**EXERCISE GOAL**. Restate the entries below exactly. Images are not part of the copy.

**MATERIAL SHOWN**.
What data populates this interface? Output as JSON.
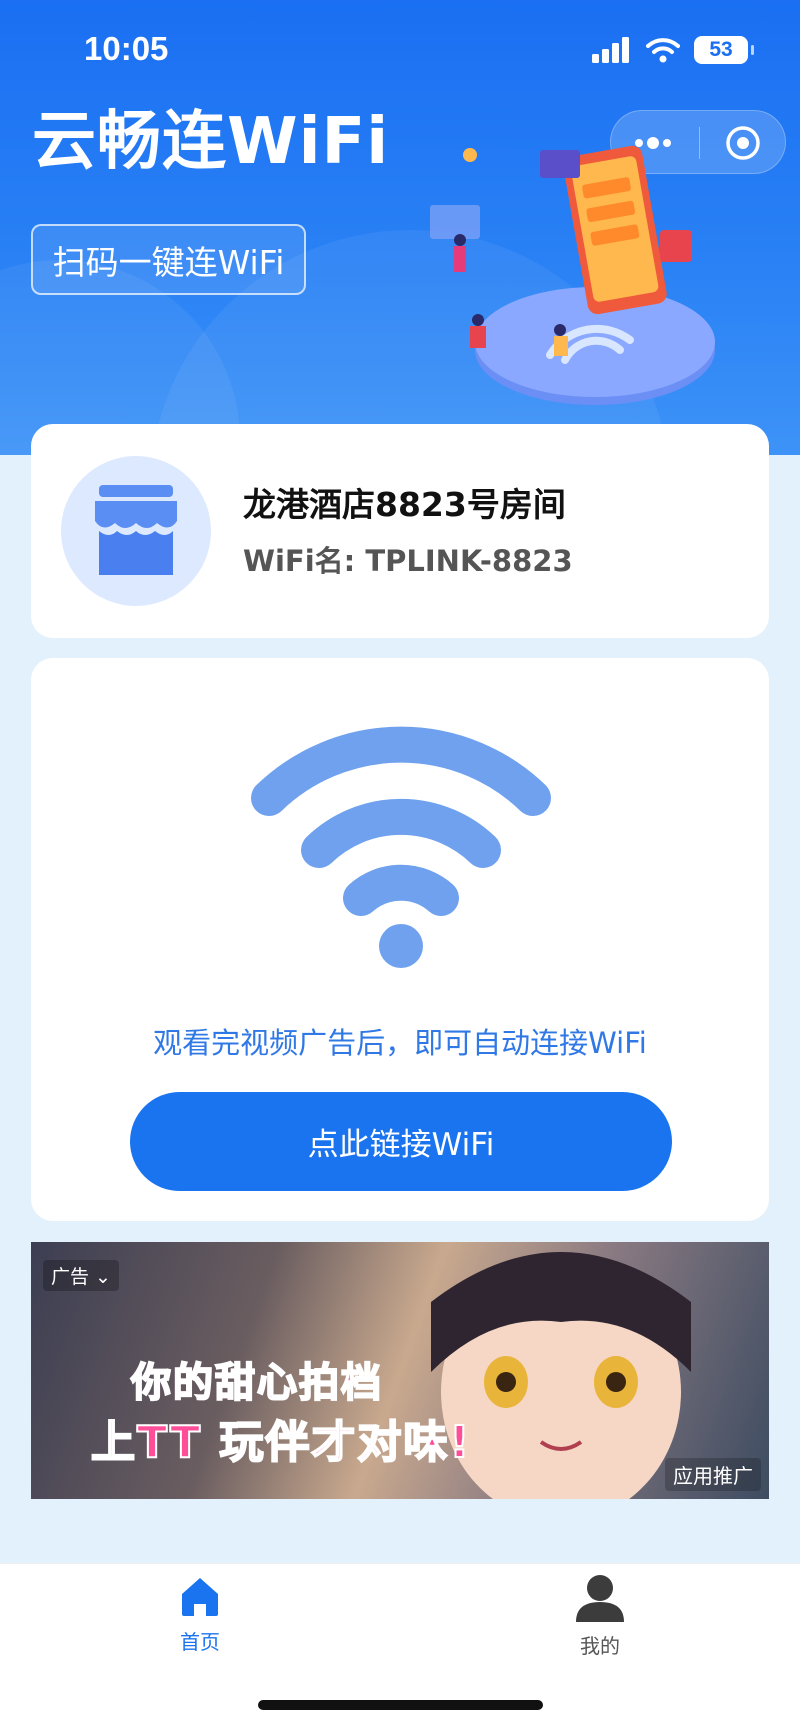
{
  "status_bar": {
    "time": "10:05",
    "battery": "53"
  },
  "header": {
    "app_title": "云畅连WiFi",
    "scan_button": "扫码一键连WiFi"
  },
  "hotel": {
    "name": "龙港酒店8823号房间",
    "wifi_label": "WiFi名: TPLINK-8823"
  },
  "connect": {
    "hint": "观看完视频广告后，即可自动连接WiFi",
    "button": "点此链接WiFi"
  },
  "ad": {
    "label": "广告",
    "line1": "你的甜心拍档",
    "line2": "上TT 玩伴才对味!",
    "tag": "应用推广"
  },
  "tabbar": {
    "items": [
      {
        "label": "首页",
        "icon": "home-icon",
        "active": true
      },
      {
        "label": "我的",
        "icon": "user-icon",
        "active": false
      }
    ]
  },
  "colors": {
    "primary": "#1b74ef",
    "header_bg": "#1a6ff2",
    "page_bg": "#e3f1fd",
    "wifi_icon": "#6fa1ef"
  }
}
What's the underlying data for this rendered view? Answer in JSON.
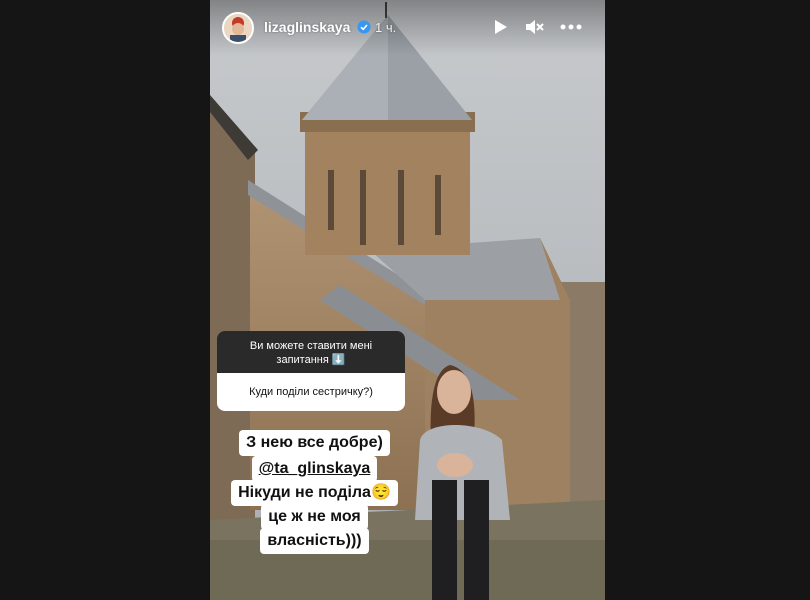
{
  "story": {
    "username": "lizaglinskaya",
    "time": "1 ч.",
    "verified": true,
    "play_icon": "play-icon",
    "mute_icon": "mute-icon",
    "more_icon": "more-icon"
  },
  "question_sticker": {
    "header": "Ви можете ставити мені запитання ⬇️",
    "question": "Куди поділи сестричку?)"
  },
  "answer_lines": [
    "З нею все добре)",
    "@ta_glinskaya",
    "Нікуди не поділа😌",
    "це ж не моя",
    "власність)))"
  ],
  "colors": {
    "background": "#151515",
    "sky": "#b9bcc0",
    "stone": "#a48866",
    "roof": "#8d9196"
  }
}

**FINISHED EXERCISE**.
What data populates this interface? Output as JSON.
{
  "status_bar": {
    "time": "10:05",
    "battery": "53"
  },
  "header": {
    "app_title": "云畅连WiFi",
    "scan_button": "扫码一键连WiFi"
  },
  "hotel": {
    "name": "龙港酒店8823号房间",
    "wifi_label": "WiFi名: TPLINK-8823"
  },
  "connect": {
    "hint": "观看完视频广告后，即可自动连接WiFi",
    "button": "点此链接WiFi"
  },
  "ad": {
    "label": "广告",
    "line1": "你的甜心拍档",
    "line2": "上TT 玩伴才对味!",
    "tag": "应用推广"
  },
  "tabbar": {
    "items": [
      {
        "label": "首页",
        "icon": "home-icon",
        "active": true
      },
      {
        "label": "我的",
        "icon": "user-icon",
        "active": false
      }
    ]
  },
  "colors": {
    "primary": "#1b74ef",
    "header_bg": "#1a6ff2",
    "page_bg": "#e3f1fd",
    "wifi_icon": "#6fa1ef"
  }
}
What's the underlying data for this rendered view? Answer in JSON.
{
  "story": {
    "username": "lizaglinskaya",
    "time": "1 ч.",
    "verified": true,
    "play_icon": "play-icon",
    "mute_icon": "mute-icon",
    "more_icon": "more-icon"
  },
  "question_sticker": {
    "header": "Ви можете ставити мені запитання ⬇️",
    "question": "Куди поділи сестричку?)"
  },
  "answer_lines": [
    "З нею все добре)",
    "@ta_glinskaya",
    "Нікуди не поділа😌",
    "це ж не моя",
    "власність)))"
  ],
  "colors": {
    "background": "#151515",
    "sky": "#b9bcc0",
    "stone": "#a48866",
    "roof": "#8d9196"
  }
}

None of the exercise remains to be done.